he European Union’s plans to levy direct taxes on Britons and those in other member countries would amount to a “transfer of sovereignty” that would force the Coalition Government to hold a Europe referendum.
Janusz Lewandowski, the European budget commissioner, has told The Daily Telegraph that his recent proposals to finance the EU through VAT, carbon, aviation or financial transaction taxes would touch on “holy” elements of national sovereignty.
So sensitive is the plan, tabled last week, to move from payments made by national treasuries to giving the EU “own resources” through direct European taxation, that it would have to be “ratified” in every country, the commissioner admitted.

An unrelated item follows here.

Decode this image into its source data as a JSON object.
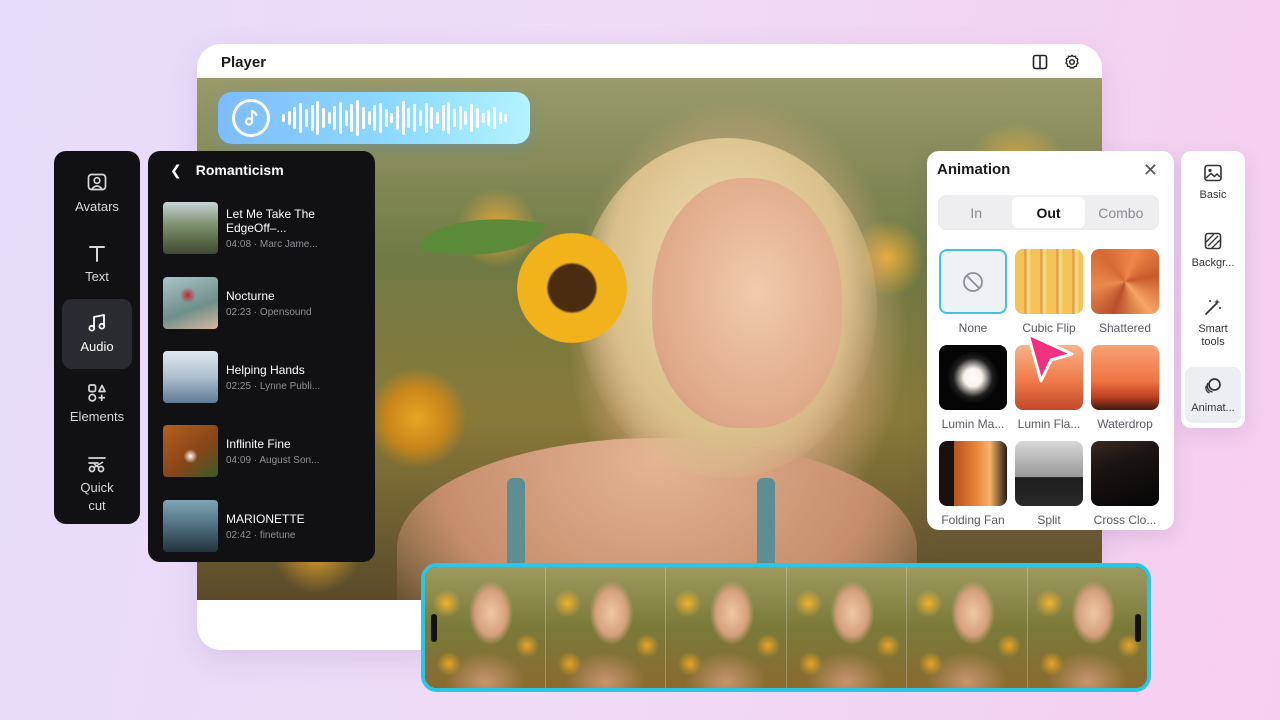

“It needs ratification because it is prerogative of a national state to set its own taxes. No taxation without representation – it must be ratified,” said the commissioner. “This is a sacred prerogative of national parliaments.”

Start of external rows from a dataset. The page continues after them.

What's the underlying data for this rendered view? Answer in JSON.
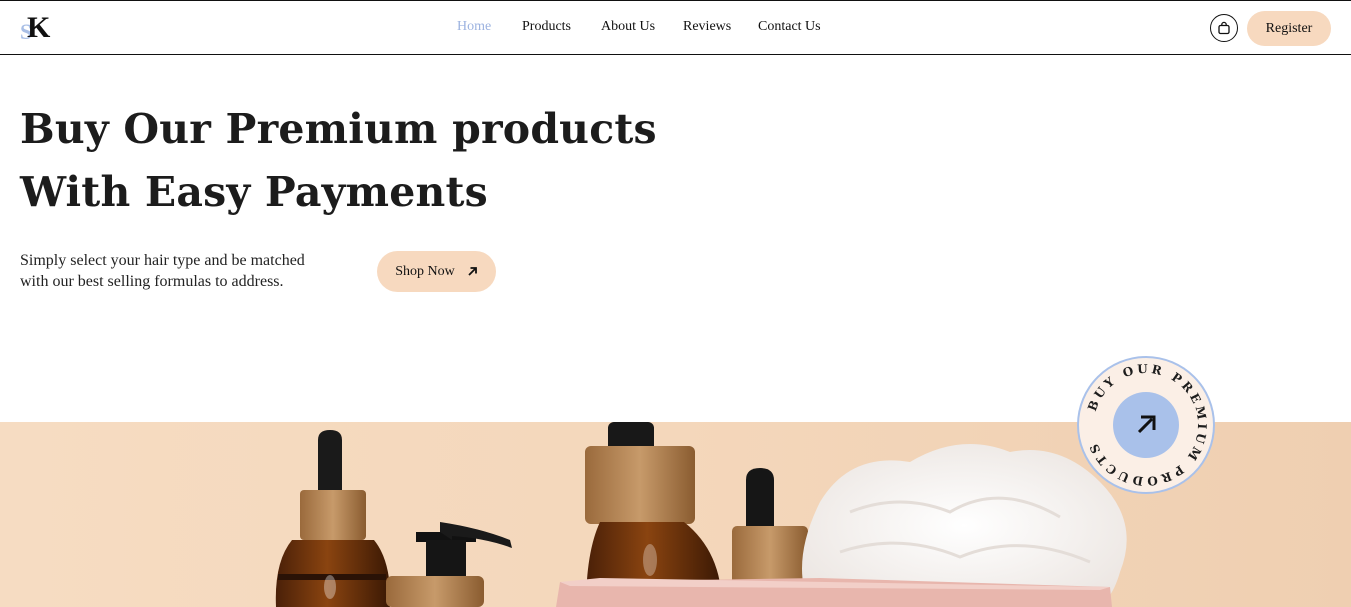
{
  "logo": {
    "letter_s": "S",
    "letter_k": "K"
  },
  "nav": {
    "items": [
      {
        "label": "Home",
        "active": true
      },
      {
        "label": "Products",
        "active": false
      },
      {
        "label": "About Us",
        "active": false
      },
      {
        "label": "Reviews",
        "active": false
      },
      {
        "label": "Contact Us",
        "active": false
      }
    ]
  },
  "header": {
    "cart_icon": "shopping-bag-icon",
    "register_label": "Register"
  },
  "hero": {
    "title_line1": "Buy Our Premium products",
    "title_line2": "With Easy Payments",
    "subtitle_line1": "Simply select your hair type and be matched",
    "subtitle_line2": "with our best selling formulas to address.",
    "shop_now_label": "Shop Now",
    "shop_now_icon": "arrow-up-right-icon"
  },
  "badge": {
    "ring_text": "BUY OUR PREMIUM PRODUCTS",
    "icon": "arrow-up-right-icon"
  },
  "colors": {
    "accent_peach": "#f7d9bf",
    "accent_blue": "#a9c1ea",
    "active_nav": "#9db3e0",
    "photo_background": "#f3d8bd"
  }
}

Under the Coalition Government’s promised “referendum lock” any transfer of powers, such as tax raising powers, from Westminster to Brussels would be subject to a popular vote by Britons at a time when public hostility to the EU is growing.
Bill Cash, the Conservative chairman of the powerful House of Commons scrutiny committee, insisted that the question of EU taxation would be examined by MPs in terms of the referendum pledge.
“EU taxation proposals are invasive of British democracy’s constitutional position. We will be closely examining these matters in the light of the referendum requirement,” he said.
The tax plan is additional headache for David Cameron ahead of a summit battle over the Brussels budget for next year, and French and German pressure to change the EU’s Treaty later this week.
Tory backbenchers have demanded that the Prime Minister “repatriate” powers from Brussels in return for going along with German and French requests to change the EU’s Lisbon Treaty in order to prevent future euro zone debt crises.
The British leader will also be rallying opposition to Mr Lewandowski’s proposed six per cent increase in the EU budget for next year, an “unacceptable, unjustifiable and unnecessary” increase that will cost Britain an extra £884 million at a time when Mr Cameron is cutting national budgets.
The budget commissioner is ready to defend the EU spending increases against accusations that they are an additional burden on stretched national budgets.
“Britain’s huge, impressive austerity programme is not to be blamed on Brussels,” said Mr Lewandowski. “The (EU) budget is too small.”
Mr Lewandowski has proposed that from 2013 the EU should finance itself via a cut of direct taxes on consumers in a bid to reduce reliance on contributions from national treasuries, payments that are increasingly resented in countries like Britain following painful austerity programmes.
He is concerned that Mr Cameron and other European leaders will push to freeze or cut Brussels spending by limiting their national contributions when negotiations on EU financing from 2014-2020 begin next year.
Under his proposals national payments would be cut and funding for most of the EU spending, worth £114 billion every year, would be replaced by taking a fixed percentage for Brussels of aviation or carbon taxes, new levies on financial transaction and VAT.
The plan is doubly controversial in Britain because “own resources” giving the EU an independent income would also lead to the abolition of a British rebate worth £3 billion a year, a cashback system that Mr Lewandowski has suggested is “unjustified”.
A British diplomat said: “What matters here is that the treaty is crystal clear that each Member State has a veto over any changes to this system and we have been crystal clear that we would oppose any system that included direct taxes financing the EU budget.”
By Bruno Waterfield in Brussels
Published: 9:00PM BST 25 Oct 2010
Source: The Telegraph